◆ **About this exercise**:
Repeat the listing exactly as given, omitting every image.

◆ **Records for the task**:
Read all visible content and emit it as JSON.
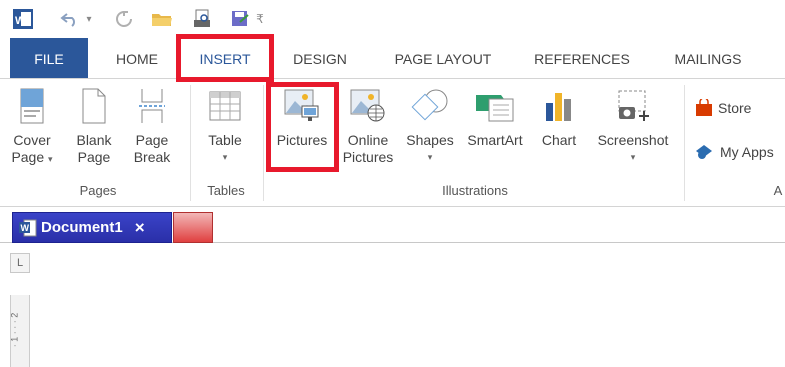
{
  "quick_access": {
    "icons": [
      "word-app-icon",
      "undo-icon",
      "redo-icon",
      "open-folder-icon",
      "print-preview-icon",
      "save-as-icon",
      "customize-toolbar-icon"
    ],
    "dropdown_glyph": "▾",
    "customize_glyph": "₹"
  },
  "tabs": [
    "FILE",
    "HOME",
    "INSERT",
    "DESIGN",
    "PAGE LAYOUT",
    "REFERENCES",
    "MAILINGS"
  ],
  "ribbon": {
    "pages": {
      "label": "Pages",
      "cover_line1": "Cover",
      "cover_line2": "Page",
      "blank_line1": "Blank",
      "blank_line2": "Page",
      "break_line1": "Page",
      "break_line2": "Break"
    },
    "tables": {
      "label": "Tables",
      "table": "Table"
    },
    "illustrations": {
      "label": "Illustrations",
      "pictures": "Pictures",
      "online_line1": "Online",
      "online_line2": "Pictures",
      "shapes": "Shapes",
      "smartart": "SmartArt",
      "chart": "Chart",
      "screenshot": "Screenshot"
    },
    "apps": {
      "store": "Store",
      "my_apps": "My Apps",
      "label_partial": "A"
    },
    "dropdown_caret": "▾"
  },
  "document_tab": {
    "title": "Document1",
    "close": "×"
  },
  "ruler": {
    "corner": "L",
    "vertical_marks": "· 1 · · · 2"
  },
  "colors": {
    "file_tab": "#2b579a",
    "highlight": "#e8192c",
    "doc_tab": "#2f37b8"
  }
}
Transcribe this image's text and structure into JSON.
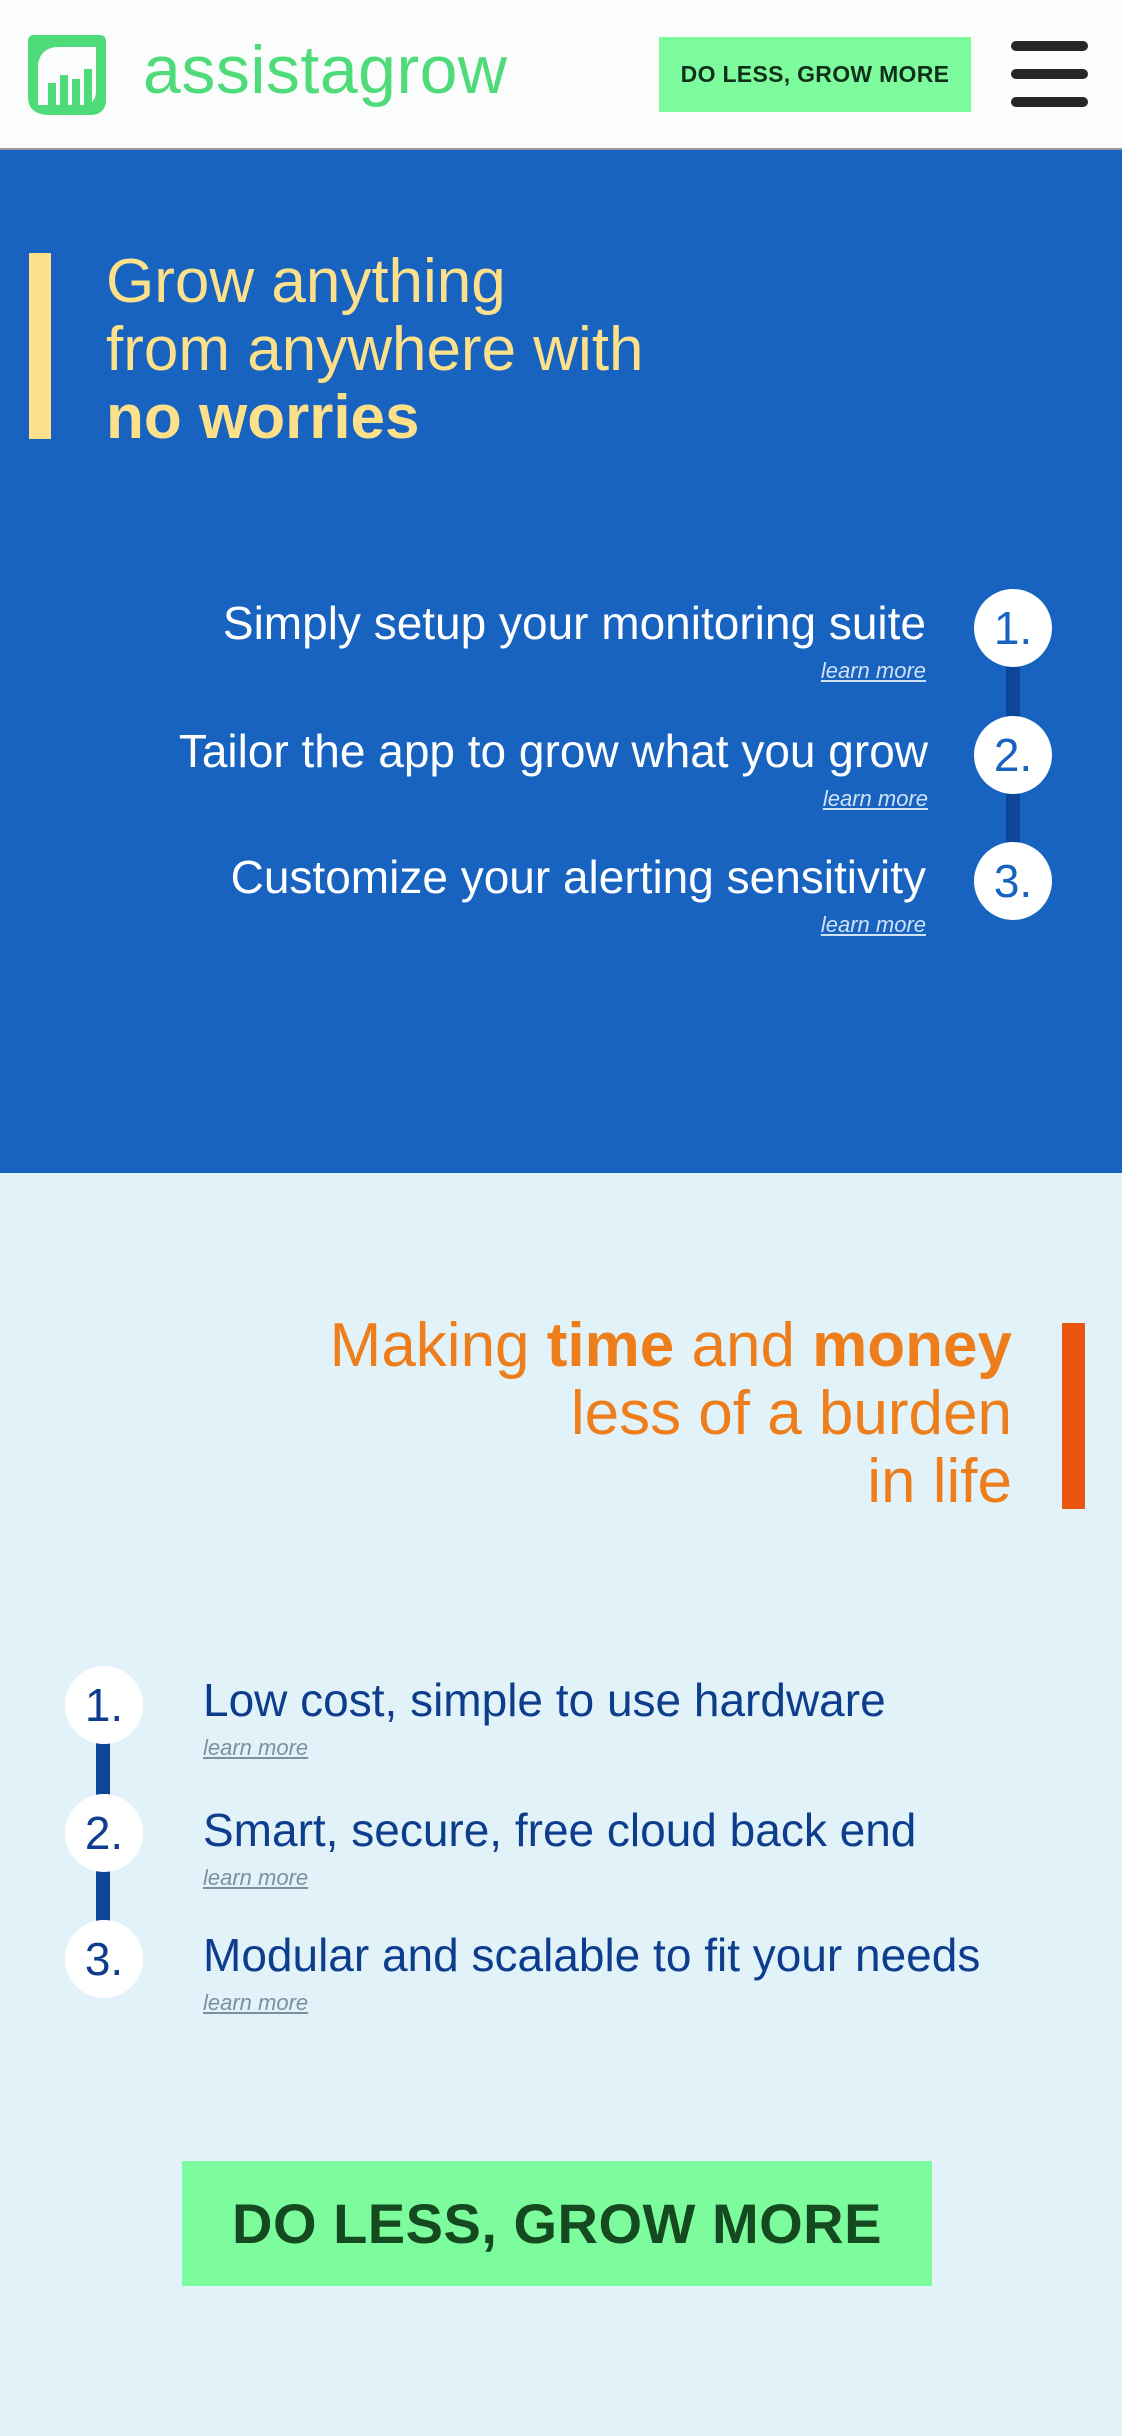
{
  "header": {
    "brand": "assistagrow",
    "cta_label": "DO LESS, GROW MORE"
  },
  "hero": {
    "title_line1": "Grow anything",
    "title_line2": "from anywhere with",
    "title_line3_bold": "no worries",
    "steps": [
      {
        "number": "1.",
        "text": "Simply setup your monitoring suite",
        "link": "learn more"
      },
      {
        "number": "2.",
        "text": "Tailor the app to grow what you grow",
        "link": "learn more"
      },
      {
        "number": "3.",
        "text": "Customize your alerting sensitivity",
        "link": "learn more"
      }
    ]
  },
  "benefits": {
    "title_part1": "Making ",
    "title_bold1": "time",
    "title_part2": " and ",
    "title_bold2": "money",
    "title_line2": "less of a burden",
    "title_line3": "in life",
    "steps": [
      {
        "number": "1.",
        "text": "Low cost, simple to use hardware",
        "link": "learn more"
      },
      {
        "number": "2.",
        "text": "Smart, secure, free cloud back end",
        "link": "learn more"
      },
      {
        "number": "3.",
        "text": "Modular and scalable to fit your needs",
        "link": "learn more"
      }
    ]
  },
  "footer_cta": {
    "label": "DO LESS, GROW MORE"
  },
  "colors": {
    "brand_green": "#4fdb79",
    "cta_green": "#7cfc9c",
    "hero_blue": "#1863bf",
    "hero_yellow": "#fde08a",
    "accent_orange": "#ee7e1c",
    "light_bg": "#e1f3f9"
  }
}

◆ **Solution for this task**:
Read all visible content and emit it as JSON.
{
  "quick_access": {
    "icons": [
      "word-app-icon",
      "undo-icon",
      "redo-icon",
      "open-folder-icon",
      "print-preview-icon",
      "save-as-icon",
      "customize-toolbar-icon"
    ],
    "dropdown_glyph": "▾",
    "customize_glyph": "₹"
  },
  "tabs": [
    "FILE",
    "HOME",
    "INSERT",
    "DESIGN",
    "PAGE LAYOUT",
    "REFERENCES",
    "MAILINGS"
  ],
  "ribbon": {
    "pages": {
      "label": "Pages",
      "cover_line1": "Cover",
      "cover_line2": "Page",
      "blank_line1": "Blank",
      "blank_line2": "Page",
      "break_line1": "Page",
      "break_line2": "Break"
    },
    "tables": {
      "label": "Tables",
      "table": "Table"
    },
    "illustrations": {
      "label": "Illustrations",
      "pictures": "Pictures",
      "online_line1": "Online",
      "online_line2": "Pictures",
      "shapes": "Shapes",
      "smartart": "SmartArt",
      "chart": "Chart",
      "screenshot": "Screenshot"
    },
    "apps": {
      "store": "Store",
      "my_apps": "My Apps",
      "label_partial": "A"
    },
    "dropdown_caret": "▾"
  },
  "document_tab": {
    "title": "Document1",
    "close": "×"
  },
  "ruler": {
    "corner": "L",
    "vertical_marks": "· 1 · · · 2"
  },
  "colors": {
    "file_tab": "#2b579a",
    "highlight": "#e8192c",
    "doc_tab": "#2f37b8"
  }
}
Transcribe this image's text and structure into JSON.
{
  "header": {
    "brand": "assistagrow",
    "cta_label": "DO LESS, GROW MORE"
  },
  "hero": {
    "title_line1": "Grow anything",
    "title_line2": "from anywhere with",
    "title_line3_bold": "no worries",
    "steps": [
      {
        "number": "1.",
        "text": "Simply setup your monitoring suite",
        "link": "learn more"
      },
      {
        "number": "2.",
        "text": "Tailor the app to grow what you grow",
        "link": "learn more"
      },
      {
        "number": "3.",
        "text": "Customize your alerting sensitivity",
        "link": "learn more"
      }
    ]
  },
  "benefits": {
    "title_part1": "Making ",
    "title_bold1": "time",
    "title_part2": " and ",
    "title_bold2": "money",
    "title_line2": "less of a burden",
    "title_line3": "in life",
    "steps": [
      {
        "number": "1.",
        "text": "Low cost, simple to use hardware",
        "link": "learn more"
      },
      {
        "number": "2.",
        "text": "Smart, secure, free cloud back end",
        "link": "learn more"
      },
      {
        "number": "3.",
        "text": "Modular and scalable to fit your needs",
        "link": "learn more"
      }
    ]
  },
  "footer_cta": {
    "label": "DO LESS, GROW MORE"
  },
  "colors": {
    "brand_green": "#4fdb79",
    "cta_green": "#7cfc9c",
    "hero_blue": "#1863bf",
    "hero_yellow": "#fde08a",
    "accent_orange": "#ee7e1c",
    "light_bg": "#e1f3f9"
  }
}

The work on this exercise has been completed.